A federal judge has denied former President TrumpDonald TrumpFederal judge rejects Trump effort to block Jan. 6 docs Sununu exit underscores uncertain GOP path to gain Senate majority Trump endorses Idaho lt. gov. against sitting GOP leader MORE’s lawsuit that seeks to block the National Archives from handing over documents to the House select committee investigating the Jan. 6 attack on the Capitol, prompting the former president to quickly appeal the ruling.
Trump sued the committee last month in an effort to block the National Archives from giving the investigative panel records relating to his time in office, including telephone records, visitor logs and other documents, citing executive privilege.
On Tuesday evening, U.S. District Judge Tanya Chutkan rejected that request, contending that President BidenJoe BidenVideo depicting violence removed from Rep. Gosar’s account after blowback Federal judge rejects Trump effort to block Jan. 6 docs Expected price increases raise political stakes for Biden MORE is “best positioned” to determine if a former president’s request for executive privilege should be granted.
“Plaintiff does not acknowledge the deference owed to the incumbent President’s judgment. His position that he may override the express will of the executive branch appears to be premised on the notion that his executive power ‘exists in perpetuity,'” Chutkan, an Obama appointee, wrote in a 39-page opinion. “But Presidents are not kings, and Plaintiff is not President.”
The Hill has reached out to Trump and the Jan. 6 committee for comment.
The National Archives was due to hand the documents over to the lawmakers on Friday. Trump’s lawyers had vowed in a court filing this week to appeal by Wednesday, even if Chutkan had not ruled by then.
The case is unlikely to be settled with the judge’s Tuesday decision. With many unsettled legal questions at issue in the case and Trump’s sense of urgency amid the panel’s investigation, it could head quickly to the Supreme Court.
A Trump spokesman said on Twitter that the former president will fight the decision.
“The battle to defend Executive Privilege for Presidents past, present & future—from its outset—was destined to be decided by the Appellate Courts,” the spokesman, Taylor Budowich, wrote. “Pres.

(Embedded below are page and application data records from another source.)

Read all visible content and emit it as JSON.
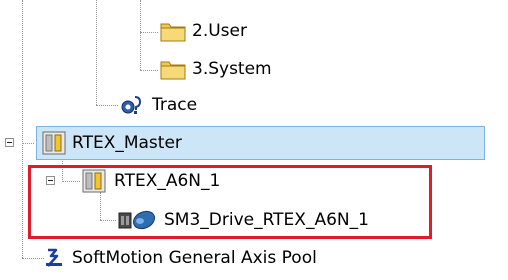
{
  "tree": {
    "items": [
      {
        "label": "2.User",
        "icon": "folder-icon"
      },
      {
        "label": "3.System",
        "icon": "folder-icon"
      },
      {
        "label": "Trace",
        "icon": "trace-icon"
      },
      {
        "label": "RTEX_Master",
        "icon": "master-device-icon",
        "selected": true
      },
      {
        "label": "RTEX_A6N_1",
        "icon": "slave-device-icon"
      },
      {
        "label": "SM3_Drive_RTEX_A6N_1",
        "icon": "drive-axis-icon"
      },
      {
        "label": "SoftMotion General Axis Pool",
        "icon": "axis-pool-icon"
      }
    ]
  },
  "colors": {
    "selection_fill": "#cde6f7",
    "selection_border": "#7fb3dc",
    "highlight_box": "#e01c2c",
    "folder": "#f2c94c"
  }
}
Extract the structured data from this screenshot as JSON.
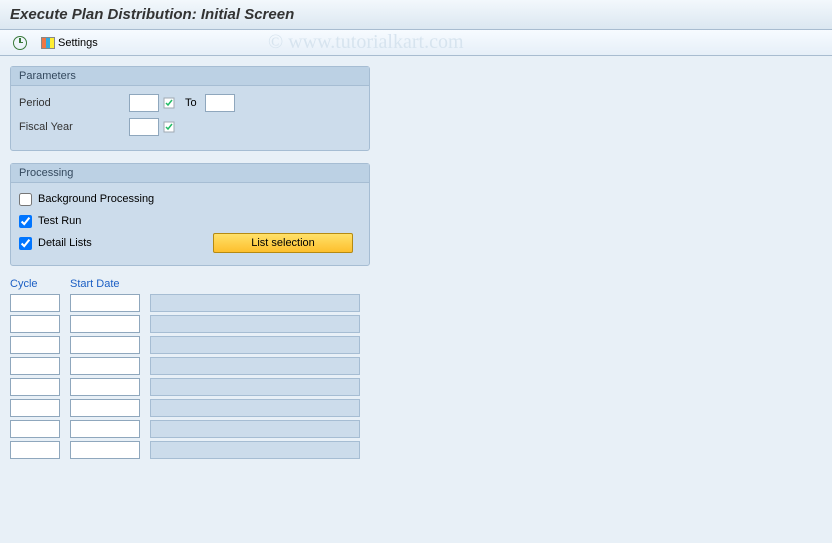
{
  "title": "Execute Plan Distribution: Initial Screen",
  "watermark": "© www.tutorialkart.com",
  "toolbar": {
    "settings_label": "Settings"
  },
  "parameters": {
    "group_title": "Parameters",
    "period_label": "Period",
    "period_from": "",
    "to_label": "To",
    "period_to": "",
    "fiscal_year_label": "Fiscal Year",
    "fiscal_year": ""
  },
  "processing": {
    "group_title": "Processing",
    "background_label": "Background Processing",
    "background_checked": false,
    "testrun_label": "Test Run",
    "testrun_checked": true,
    "detail_label": "Detail Lists",
    "detail_checked": true,
    "list_selection_label": "List selection"
  },
  "columns": {
    "cycle": "Cycle",
    "start_date": "Start Date"
  },
  "rows": [
    {
      "cycle": "",
      "start": "",
      "desc": ""
    },
    {
      "cycle": "",
      "start": "",
      "desc": ""
    },
    {
      "cycle": "",
      "start": "",
      "desc": ""
    },
    {
      "cycle": "",
      "start": "",
      "desc": ""
    },
    {
      "cycle": "",
      "start": "",
      "desc": ""
    },
    {
      "cycle": "",
      "start": "",
      "desc": ""
    },
    {
      "cycle": "",
      "start": "",
      "desc": ""
    },
    {
      "cycle": "",
      "start": "",
      "desc": ""
    }
  ]
}
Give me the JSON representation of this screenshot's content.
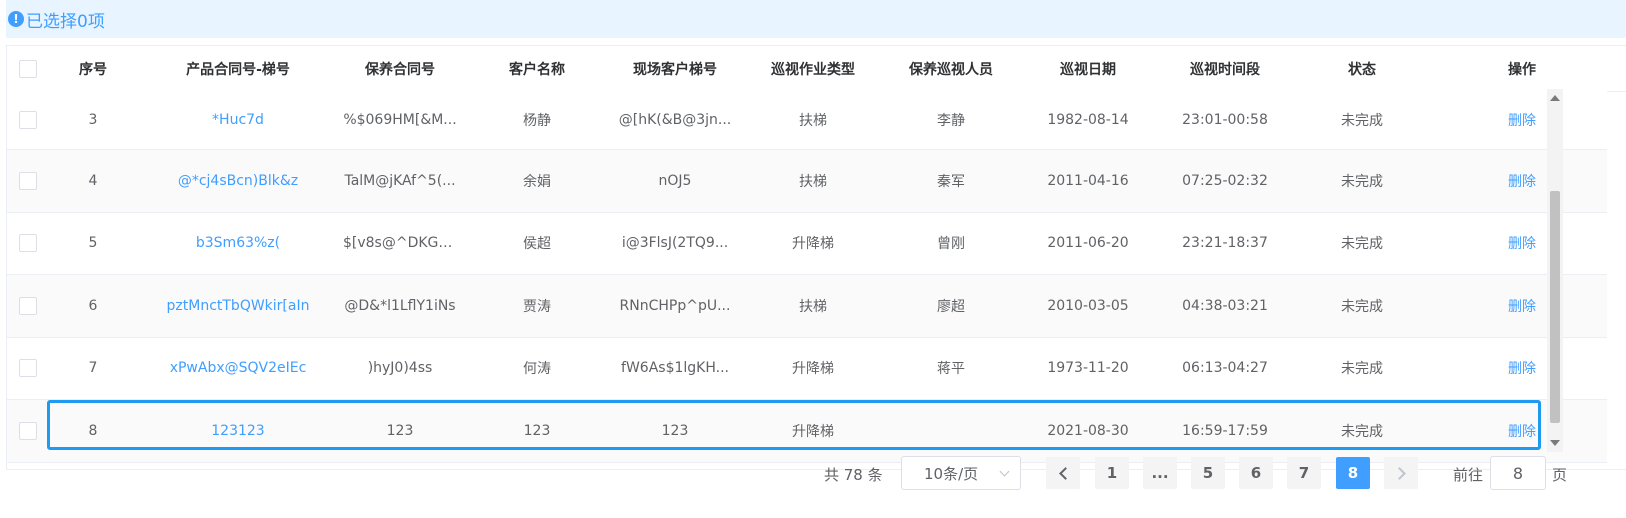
{
  "alert": {
    "text": "已选择0项"
  },
  "table": {
    "headers": [
      "序号",
      "产品合同号-梯号",
      "保养合同号",
      "客户名称",
      "现场客户梯号",
      "巡视作业类型",
      "保养巡视人员",
      "巡视日期",
      "巡视时间段",
      "状态",
      "操作"
    ],
    "rows": [
      {
        "index": "3",
        "product_contract": "*Huc7d",
        "maint_contract": "%$069HM[&M...",
        "customer": "杨静",
        "site_elevator": "@[hK(&B@3jn...",
        "inspection_type": "扶梯",
        "inspector": "李静",
        "date": "1982-08-14",
        "time_range": "23:01-00:58",
        "status": "未完成",
        "action": "删除"
      },
      {
        "index": "4",
        "product_contract": "@*cj4sBcn)Blk&z",
        "maint_contract": "TalM@jKAf^5(...",
        "customer": "余娟",
        "site_elevator": "nOJ5",
        "inspection_type": "扶梯",
        "inspector": "秦军",
        "date": "2011-04-16",
        "time_range": "07:25-02:32",
        "status": "未完成",
        "action": "删除"
      },
      {
        "index": "5",
        "product_contract": "b3Sm63%z(",
        "maint_contract": "$[v8s@^DKGZ...",
        "customer": "侯超",
        "site_elevator": "i@3FlsJ(2TQ9...",
        "inspection_type": "升降梯",
        "inspector": "曾刚",
        "date": "2011-06-20",
        "time_range": "23:21-18:37",
        "status": "未完成",
        "action": "删除"
      },
      {
        "index": "6",
        "product_contract": "pztMnctTbQWkir[aIn",
        "maint_contract": "@D&*l1LflY1iNs",
        "customer": "贾涛",
        "site_elevator": "RNnCHPp^pU...",
        "inspection_type": "扶梯",
        "inspector": "廖超",
        "date": "2010-03-05",
        "time_range": "04:38-03:21",
        "status": "未完成",
        "action": "删除"
      },
      {
        "index": "7",
        "product_contract": "xPwAbx@SQV2eIEc",
        "maint_contract": ")hyJ0)4ss",
        "customer": "何涛",
        "site_elevator": "fW6As$1lgKH...",
        "inspection_type": "升降梯",
        "inspector": "蒋平",
        "date": "1973-11-20",
        "time_range": "06:13-04:27",
        "status": "未完成",
        "action": "删除"
      },
      {
        "index": "8",
        "product_contract": "123123",
        "maint_contract": "123",
        "customer": "123",
        "site_elevator": "123",
        "inspection_type": "升降梯",
        "inspector": "",
        "date": "2021-08-30",
        "time_range": "16:59-17:59",
        "status": "未完成",
        "action": "删除"
      }
    ]
  },
  "pagination": {
    "total_text": "共 78 条",
    "page_size": "10条/页",
    "pages": [
      "1",
      "...",
      "5",
      "6",
      "7",
      "8"
    ],
    "current_page": "8",
    "goto_label": "前往",
    "goto_value": "8",
    "goto_suffix": "页"
  },
  "colors": {
    "accent": "#409eff",
    "highlight": "#1e9bf0",
    "alert_bg": "#e8f4ff"
  }
}
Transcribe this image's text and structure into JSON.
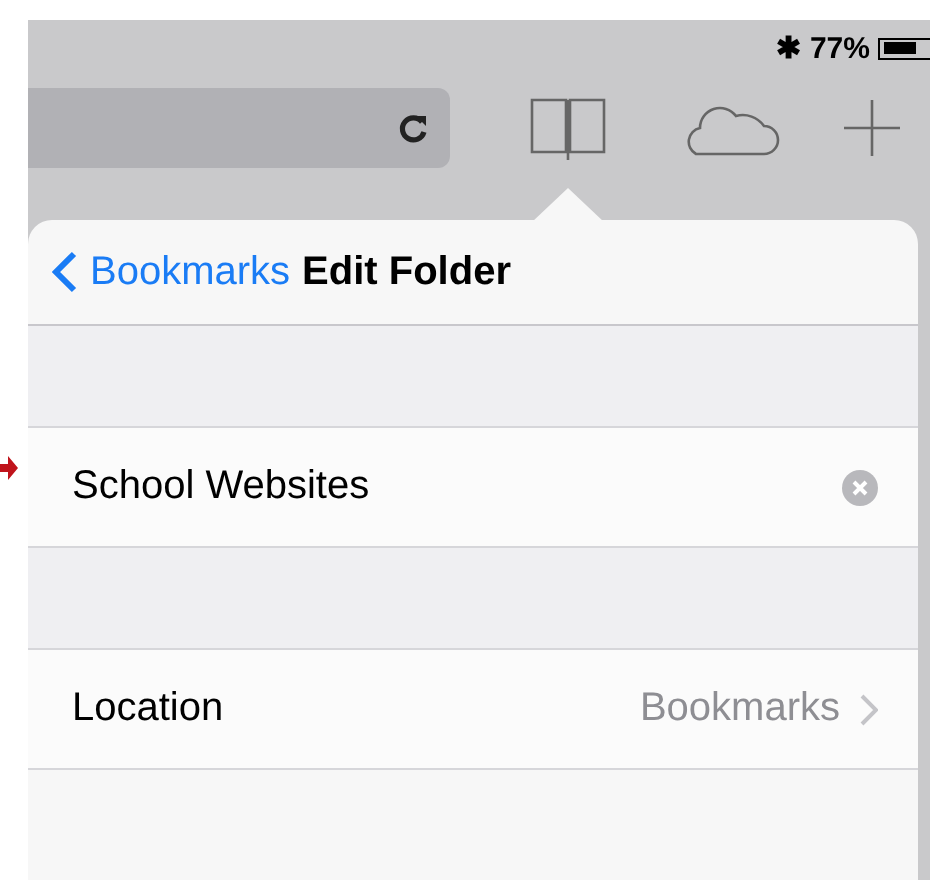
{
  "status_bar": {
    "bluetooth": "✱",
    "battery_percent": "77%"
  },
  "popover": {
    "back_label": "Bookmarks",
    "title": "Edit Folder",
    "rows": [
      {
        "kind": "field",
        "value": "School Websites"
      },
      {
        "kind": "link",
        "label": "Location",
        "value": "Bookmarks"
      }
    ]
  }
}
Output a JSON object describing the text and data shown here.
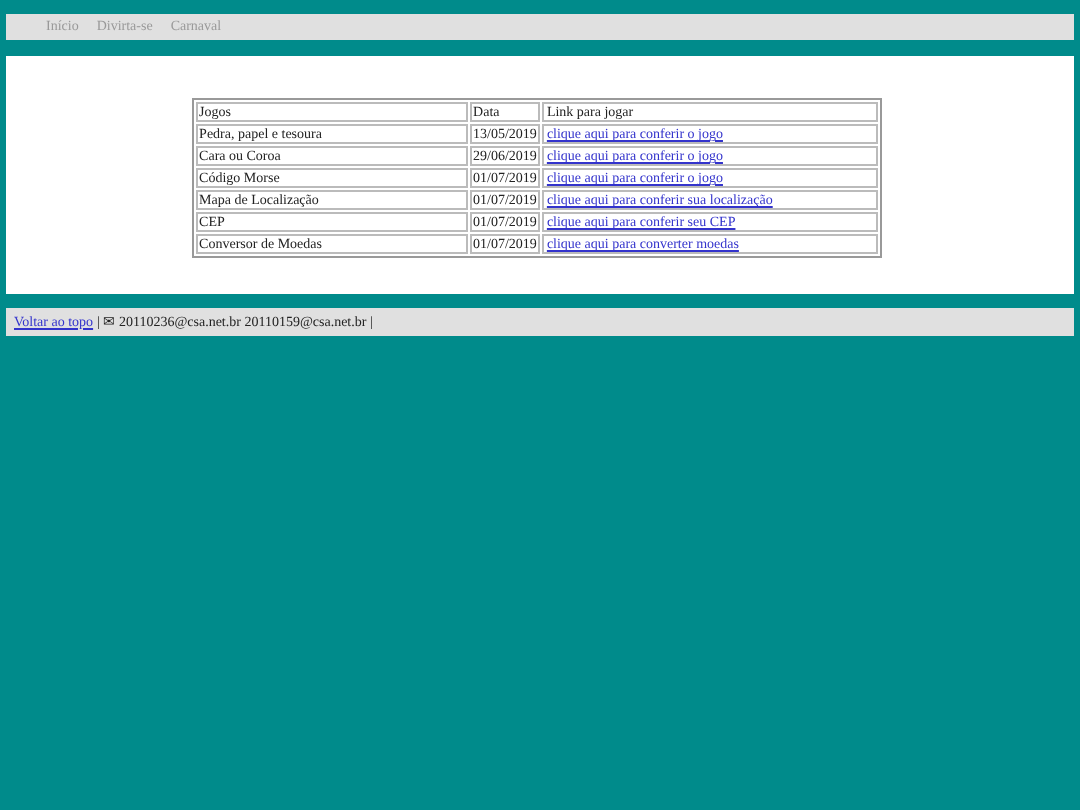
{
  "nav": [
    {
      "label": "Início"
    },
    {
      "label": "Divirta-se"
    },
    {
      "label": "Carnaval"
    }
  ],
  "table": {
    "columns": [
      "Jogos",
      "Data",
      "Link para jogar"
    ],
    "rows": [
      [
        "Pedra, papel e tesoura",
        "13/05/2019",
        "clique aqui para conferir o jogo"
      ],
      [
        "Cara ou Coroa",
        "29/06/2019",
        "clique aqui para conferir o jogo"
      ],
      [
        "Código Morse",
        "01/07/2019",
        "clique aqui para conferir o jogo"
      ],
      [
        "Mapa de Localização",
        "01/07/2019",
        "clique aqui para conferir sua localização"
      ],
      [
        "CEP",
        "01/07/2019",
        "clique aqui para conferir seu CEP"
      ],
      [
        "Conversor de Moedas",
        "01/07/2019",
        "clique aqui para converter moedas"
      ]
    ]
  },
  "footer": {
    "link": "Voltar ao topo",
    "text": "| ✉ 20110236@csa.net.br 20110159@csa.net.br |"
  }
}
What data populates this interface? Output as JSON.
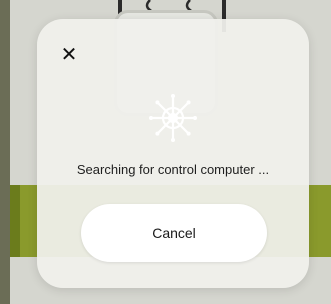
{
  "modal": {
    "close_icon": "close-icon",
    "spinner_icon": "ship-wheel-icon",
    "status_text": "Searching for control computer ...",
    "cancel_label": "Cancel"
  },
  "colors": {
    "backdrop": "#6b6d56",
    "modal_bg": "#f0f0ec",
    "accent_band": "#8a9a2c",
    "button_bg": "#ffffff",
    "text": "#1f1f1f"
  }
}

Trump remains committed to defending the Constitution & the Office of the Presidency, & will be seeing this process through.”
Jan. 6 select committee Chairman Bennie ThompsonBennie Gordon ThompsonFederal judge rejects Trump effort to block Jan. 6 docs Jan. 6 committee subpoenas Stephen Miller, Kayleigh McEnany Jan. 6 panel issues six new subpoenas for Eastman, top Trump aides MORE (D-Miss.) praised the ruling, calling Trump’s lawsuit “little more than an attempt to delay and obstruct our investigation.”
“The presidential records we requested from the National Archives are critical for understanding the terrible events of January 6th. Along our country’s history, the Executive Branch has provided Congress with testimony and information when it has been in the public interest. This evening’s ruling is consistent with that tradition,” Thompson said.
Chutkan had signaled her skepticism of Trump’s lawsuit during a hearing last week, questioning his lawyer’s argument that the House lacked a valid legislative purpose behind the document request.
The judge said in her decision Tuesday that the lack of a dispute between the White House and the committee was a key factor underlying the decision.
“The legislative and executive branches believe the balance of equities and public interest are well served by the Select Committee’s inquiry,” she wrote. “The court will not second guess the two branches of government that have historically negotiated their own solutions to congressional requests for presidential documents.”
The panel is fighting on multiple fronts to further its investigation into what led to the Jan. 6 assault on the Capitol.
The House is awaiting the Department of Justice’s decision on whether to charge former White House adviser Stephen Bannon with criminal contempt of Congress for defying a subpoena from the committee.
The select committee is also weighing another criminal contempt referral for Jeffrey Clark, the former Trump Justice Department official who last week refused to answer questions about Jan. 6 in an interview with panel investigators.
Updated: 10:50 p.m.